Gateway cities are likely to come under increasing pressure as a result of economic and cultural shifts triggered by the coronavirus crisis, according to Mike Kirby, Green Street Advisors’ co-founder and director of research.
In addition to the work-from-home trend, which has the potential to expand the radius where workers can live, gateway cities are also being squeezed by social unrest and fiscal challenges, Kirby said during a July 15 NYU Schack REIT Leadership Workshop webinar.
Green Street has revised downward its growth estimates for gateway cities and revised upward its estimates for some of the Sunbelt cities, Kirby said.
At the same time, Kirby praised the performance of REIT management teams during the pandemic.
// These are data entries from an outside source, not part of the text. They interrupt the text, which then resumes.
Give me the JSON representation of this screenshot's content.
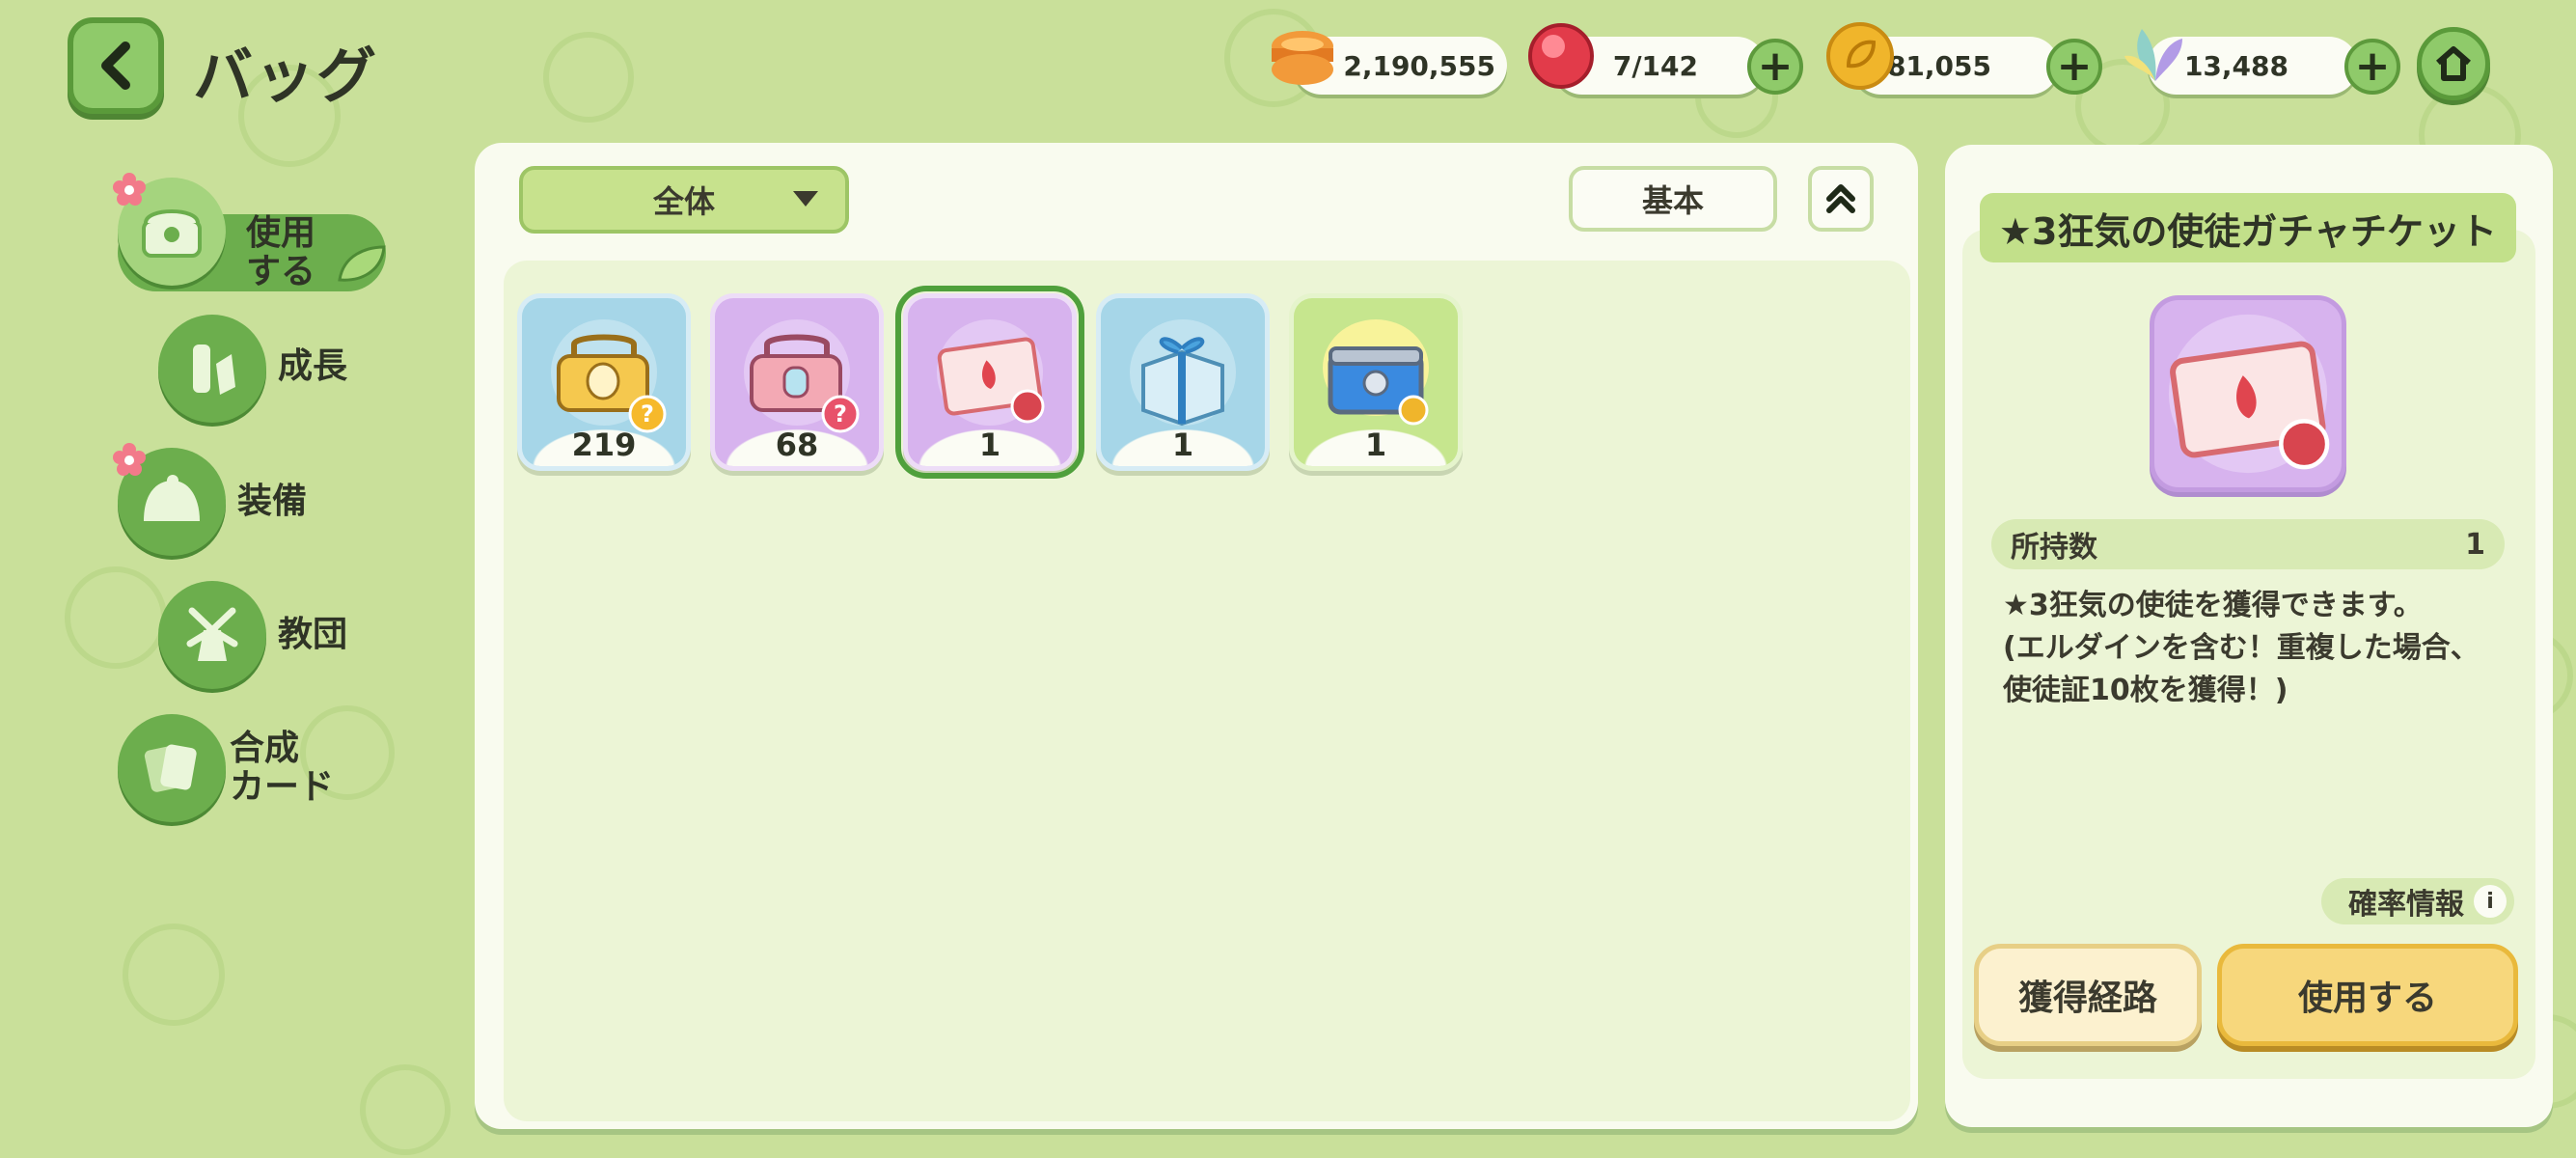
{
  "header": {
    "title": "バッグ",
    "currencies": [
      {
        "icon": "burger-coin-icon",
        "value": "2,190,555"
      },
      {
        "icon": "red-gem-icon",
        "value": "7/142"
      },
      {
        "icon": "gold-leaf-coin-icon",
        "value": "481,055"
      },
      {
        "icon": "crystal-leaf-icon",
        "value": "13,488"
      }
    ],
    "plus_label": "+"
  },
  "sidebar": {
    "items": [
      {
        "label": "使用\nする",
        "icon": "chest-icon",
        "active": true,
        "badge": true
      },
      {
        "label": "成長",
        "icon": "bottle-icon",
        "active": false,
        "badge": false
      },
      {
        "label": "装備",
        "icon": "cap-icon",
        "active": false,
        "badge": true
      },
      {
        "label": "教団",
        "icon": "windmill-icon",
        "active": false,
        "badge": false
      },
      {
        "label": "合成\nカード",
        "icon": "card-icon",
        "active": false,
        "badge": false
      }
    ]
  },
  "main": {
    "filter_label": "全体",
    "sort_label": "基本",
    "items": [
      {
        "icon": "gold-chest-icon",
        "count": "219",
        "color": "blue"
      },
      {
        "icon": "rainbow-chest-icon",
        "count": "68",
        "color": "purple"
      },
      {
        "icon": "gacha-ticket-icon",
        "count": "1",
        "color": "purple",
        "selected": true
      },
      {
        "icon": "ice-gift-box-icon",
        "count": "1",
        "color": "blue"
      },
      {
        "icon": "locked-blue-chest-icon",
        "count": "1",
        "color": "green"
      }
    ]
  },
  "detail": {
    "title": "★3狂気の使徒ガチャチケット",
    "owned_label": "所持数",
    "owned_value": "1",
    "description": "★3狂気の使徒を獲得できます。\n(エルダインを含む！重複した場合、使徒証10枚を獲得！)",
    "prob_label": "確率情報",
    "route_label": "獲得経路",
    "use_label": "使用する"
  },
  "colors": {
    "background": "#c9e09a",
    "accent_green": "#6cae4d",
    "use_button": "#f7d77c"
  }
}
“I’ve been generally favorably impressed by what the management teams have done…they set themselves up for COVID much better than they would have in the past, so kudos to the industry for getting their balance sheets right this time,” he said.
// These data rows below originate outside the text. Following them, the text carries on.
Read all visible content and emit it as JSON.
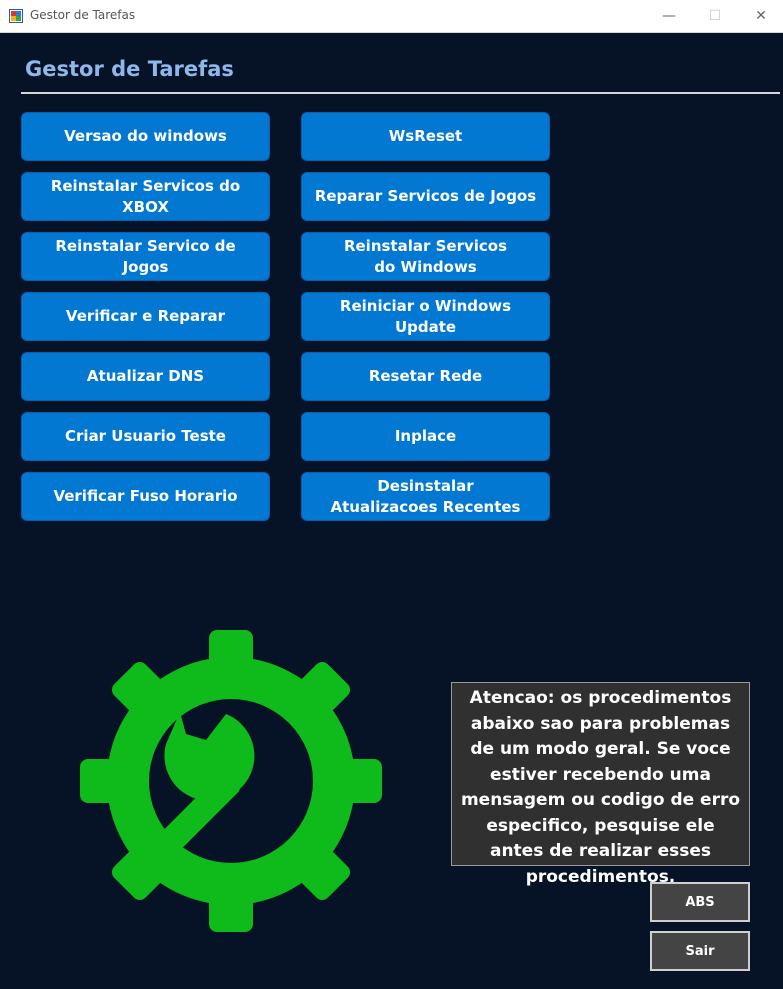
{
  "window": {
    "title": "Gestor de Tarefas",
    "controls": {
      "minimize": "—",
      "maximize": "☐",
      "close": "✕"
    }
  },
  "header": {
    "title": "Gestor de Tarefas"
  },
  "buttons": {
    "left": [
      "Versao do windows",
      "Reinstalar Servicos do XBOX",
      "Reinstalar Servico de Jogos",
      "Verificar e Reparar",
      "Atualizar DNS",
      "Criar Usuario Teste",
      "Verificar Fuso Horario"
    ],
    "right": [
      "WsReset",
      "Reparar Servicos de Jogos",
      "Reinstalar Servicos do Windows",
      "Reiniciar o Windows Update",
      "Resetar Rede",
      "Inplace",
      "Desinstalar Atualizacoes Recentes"
    ]
  },
  "notice": {
    "text": "Atencao: os procedimentos abaixo sao para problemas de um modo geral. Se voce estiver recebendo uma mensagem ou codigo de erro especifico, pesquise ele antes de realizar esses procedimentos."
  },
  "side_buttons": {
    "abs": "ABS",
    "exit": "Sair"
  },
  "icons": {
    "main": "gear-wrench-icon"
  },
  "colors": {
    "background": "#061326",
    "button": "#0278d2",
    "header": "#8fb7ea",
    "gear": "#0fba1b",
    "notice_bg": "#303030",
    "side_button": "#444444"
  }
}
Kirby added that “we’re relearning a lesson as to why you need a good balance sheet even when you have 10 years of prosperity like we just had.” Compared to what happened to the industry during the financial crisis, “the amount of distress in the REIT space is nil right now...the industry definitely learned a lesson.”
Meanwhile, REITs are also starting to take advantage of opportunities in the market, Kirby said, noting that “credit across the real estate space is in pretty good shape, but REITs are uniquely positioned with their access to unsecured debt.”
Kirby also touched on changes in the overall composition of the REIT industry, and the declining share of core sectors that now account for just 35% of the REIT market compared with 50% five years ago. “The real action is away from the core…you really ought to ask yourself, from an evolutionary standpoint, are some of these concepts that have been long prevalent in the REIT space becoming dinosaurs?” he said.